Maleki S, Kjellqvist S, Paloschi V, Magné J, Branca R, Du L, et al
Sci Rep 2016 Oct;6():35712

NLRP3 Inflammasome Expression and Activation in Human Atherosclerosis.
Paramel Varghese G, Folkersen L, Strawbridge R, Halvorsen B, Yndestad A, Ranheim T, et al
J Am Heart Assoc 2016 May;5(5):

Elevated Adiponectin Levels Suppress Perivascular and Aortic Inflammation and Prevent AngII-induced Advanced Abdominal Aortic Aneurysms.
Wågsäter D, Vorkapic E, van Stijn C, Kim J, Lusis A, Eriksson P, et al
Sci Rep 2016 Sep;6():31414

Aneurysm development in patients with a bicuspid aortic valve is not associated with transforming growth factor-β activation.
Paloschi V, Gådin J, Khan S, Björck H, Du L, Maleki S, et al
Arterioscler. Thromb. Vasc. Biol. 2015 Apr;35(4):973-80

TM6SF2 is a regulator of liver fat metabolism influencing triglyceride secretion and hepatic lipid droplet content.
Mahdessian H, Taxiarchis A, Popov S, Silveira A, Franco-Cereceda A, Hamsten A, et al
Proc. Natl. Acad.
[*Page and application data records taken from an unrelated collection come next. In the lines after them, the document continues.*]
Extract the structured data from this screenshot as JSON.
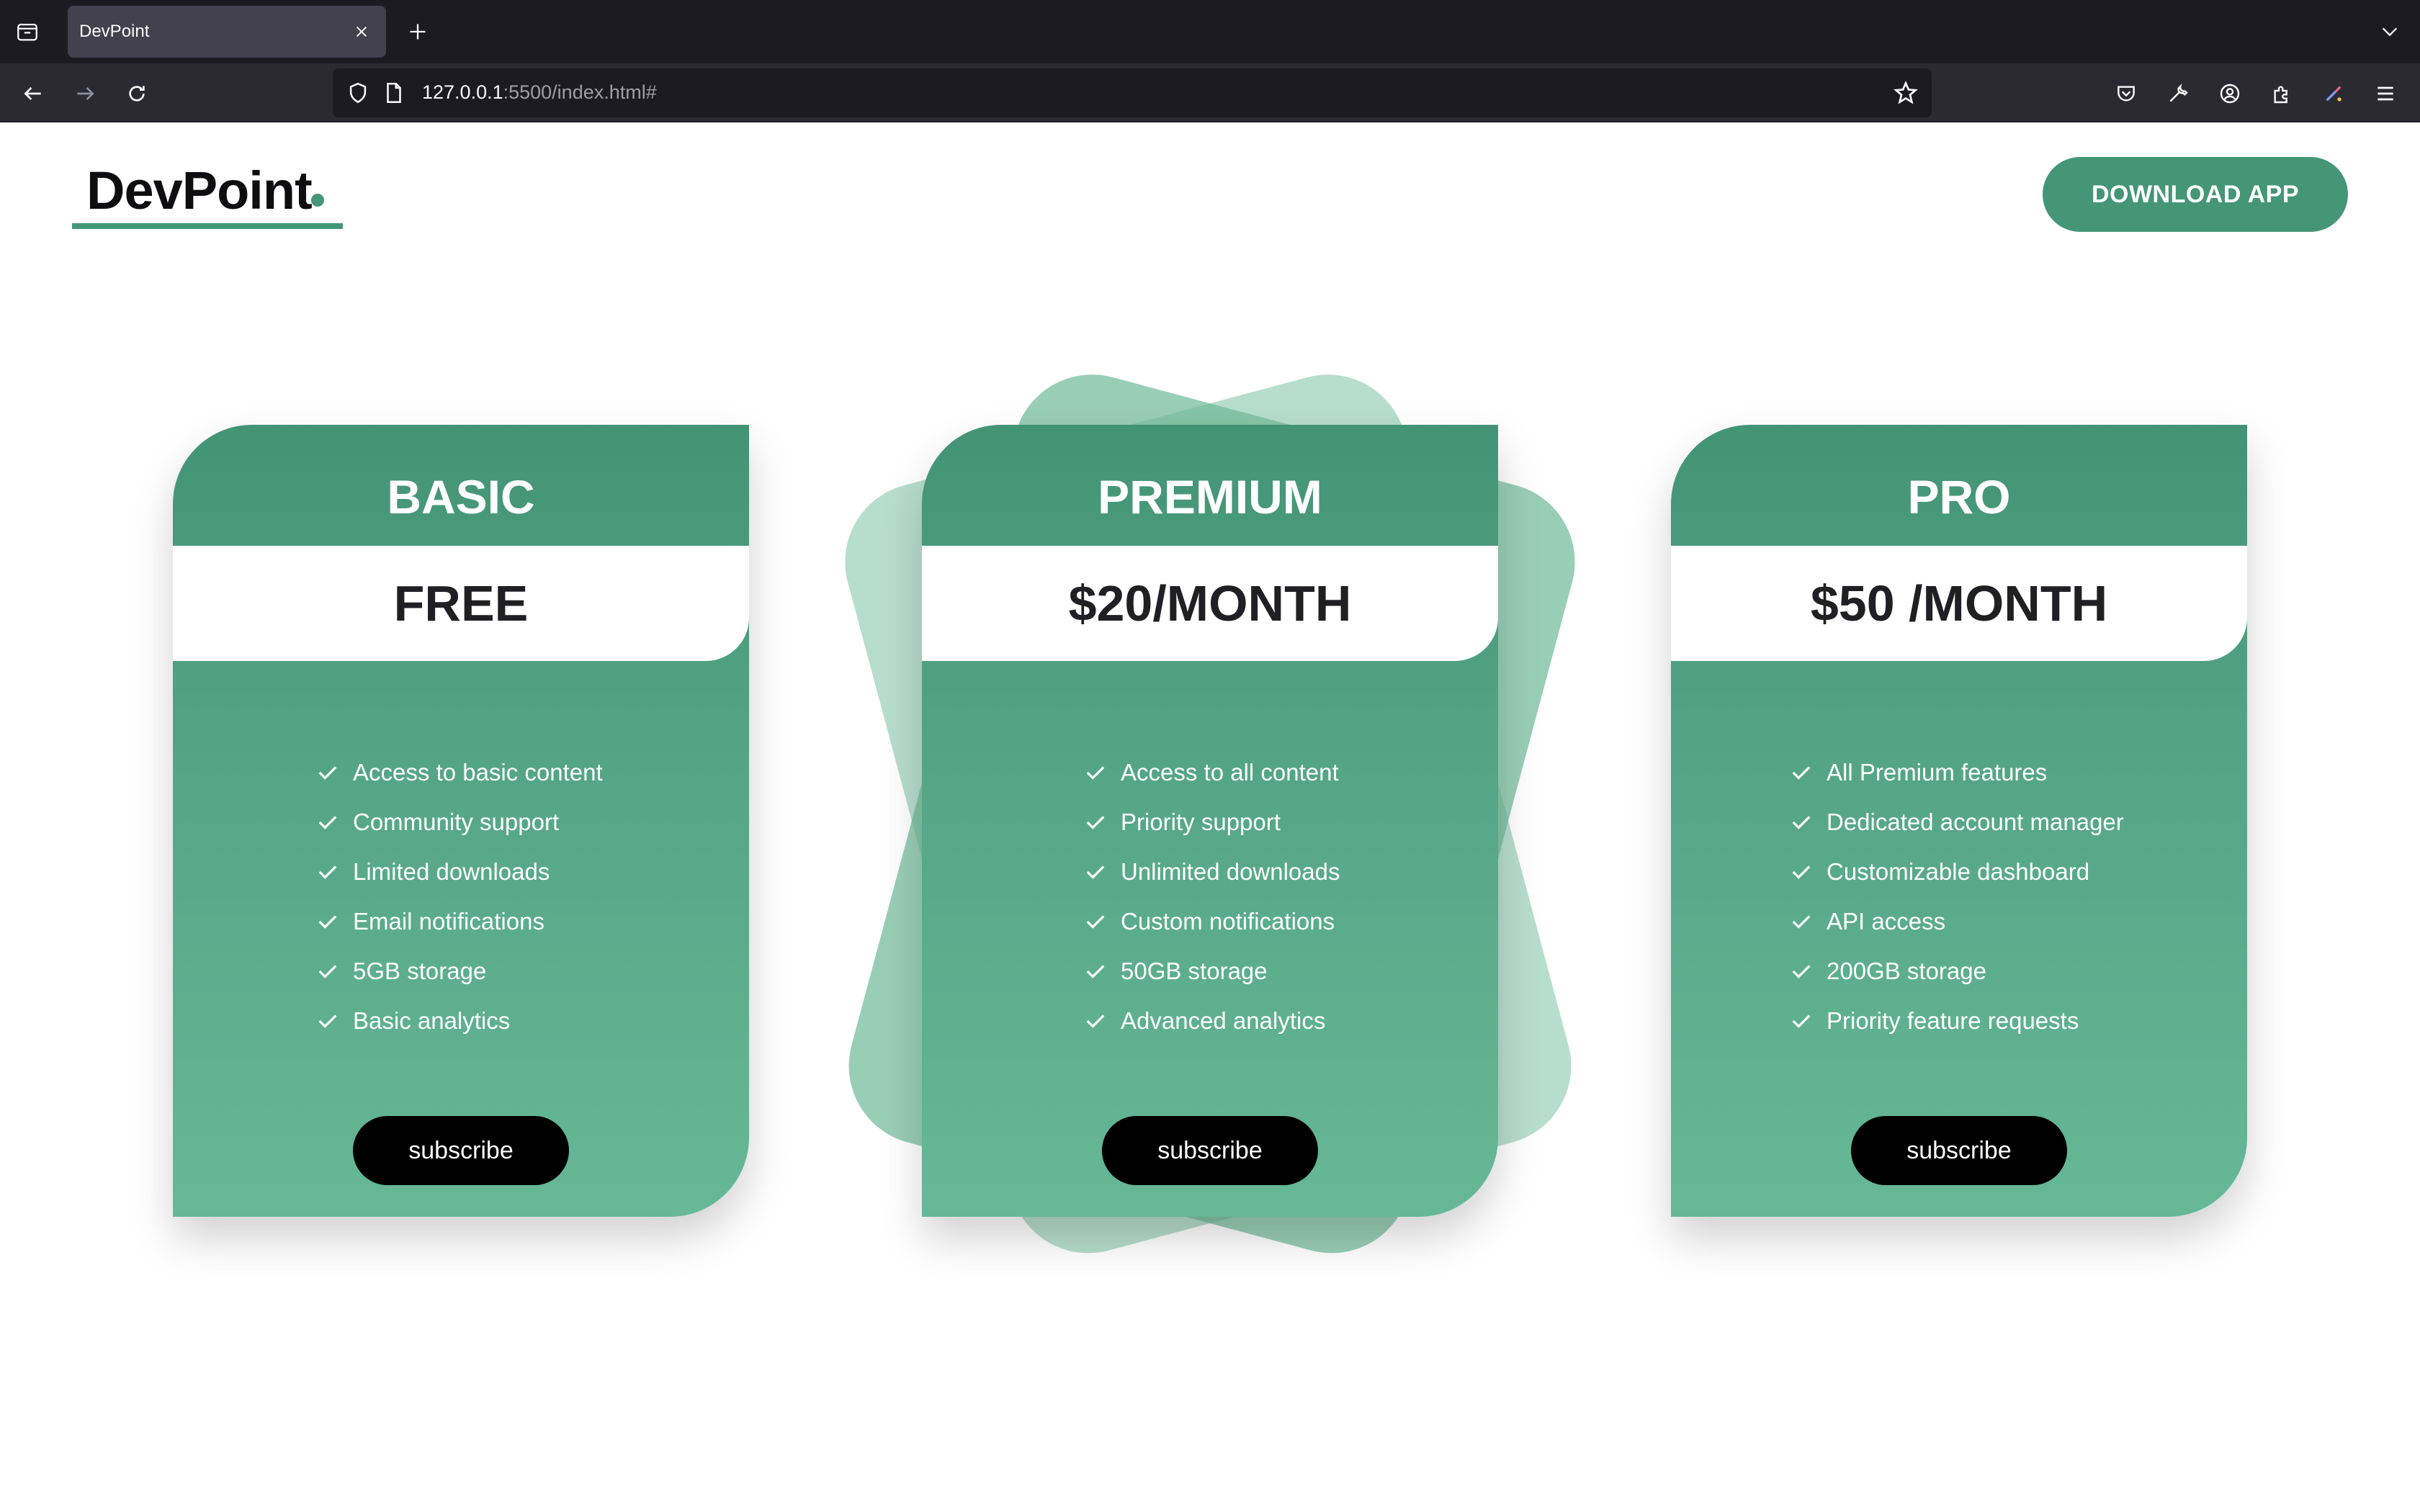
{
  "browser": {
    "tab_title": "DevPoint",
    "url_host": "127.0.0.1",
    "url_rest": ":5500/index.html#"
  },
  "header": {
    "logo": "DevPoint",
    "download_label": "DOWNLOAD APP"
  },
  "colors": {
    "brand_green": "#449677",
    "card_top": "#439375",
    "card_bottom": "#66b896",
    "subscribe_bg": "#000000"
  },
  "plans": [
    {
      "name": "BASIC",
      "price": "FREE",
      "features": [
        "Access to basic content",
        "Community support",
        "Limited downloads",
        "Email notifications",
        "5GB storage",
        "Basic analytics"
      ],
      "button": "subscribe"
    },
    {
      "name": "PREMIUM",
      "price": "$20/MONTH",
      "features": [
        "Access to all content",
        "Priority support",
        "Unlimited downloads",
        "Custom notifications",
        "50GB storage",
        "Advanced analytics"
      ],
      "button": "subscribe"
    },
    {
      "name": "PRO",
      "price": "$50 /MONTH",
      "features": [
        "All Premium features",
        "Dedicated account manager",
        "Customizable dashboard",
        "API access",
        "200GB storage",
        "Priority feature requests"
      ],
      "button": "subscribe"
    }
  ]
}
Sci. U.S.A. 2014 Jun;111(24):8913-8

miR-24 limits aortic vascular inflammation and murine abdominal aneurysm development.
Maegdefessel L, Spin J, Raaz U, Eken S, Toh R, Azuma J, et al
Nat Commun 2014 Oct;5():5214

Identification of a novel flow-mediated gene expression signature in patients with bicuspid aortic valve.
Maleki S, Björck H, Folkersen L, Nilsson R, Renner J, Caidahl K, et al
J. Mol. Med. 2013 Jan;91(1):129-39

Interleukin-6 receptor pathways in abdominal aortic aneurysm.
Harrison S, Smith A, Jones G, Swerdlow D, Rampuri R, Bown M, et al
Eur. Heart J. 2013 Dec;34(48):3707-16

A combined proteomic and transcriptomic approach shows diverging molecular mechanisms in thoracic aortic aneurysm development in patients with tricuspid- and bicuspid aortic valve.
Kjellqvist S, Maleki S, Olsson T, Chwastyniak M, Branca R, Lehtiö J, et al
Mol. Cell Proteomics 2013 Feb;12(2):407-25

Impaired collagen biosynthesis and cross-linking in aorta of patients with bicuspid aortic valve.
Wågsäter D, Paloschi V, Hanemaaijer R, Hultenby K, Bank R, Franco-Cereceda A, et al
J Am Heart Assoc 2013 Feb;2(1):e000034

Aneurysm Development in Patients With Bicuspid Aortic Valve (BAV): Possible Connection to Repair Deficiency?
Maleki S, Björck H, Paloschi V, Kjellqvist S, Folkersen L, Jackson V, et al
Aorta (Stamford) 2013 Jun;1(1):13-22

Secretory phospholipase A(2)-IIA and cardiovascular disease: a mendelian randomization study.
Holmes M, Simon T, Exeter H, Folkersen L, Asselbergs F, Guardiola M, et al
J. Am. Coll. Cardiol. 2013 Nov;62(21):1966-1976

A variant in LDLR is associated with abdominal aortic aneurysm.
Bradley D, Hughes A, Badger S, Jones G, Harrison S, Wright B, et al
Circ Cardiovasc Genet 2013 Oct;6(5):498-504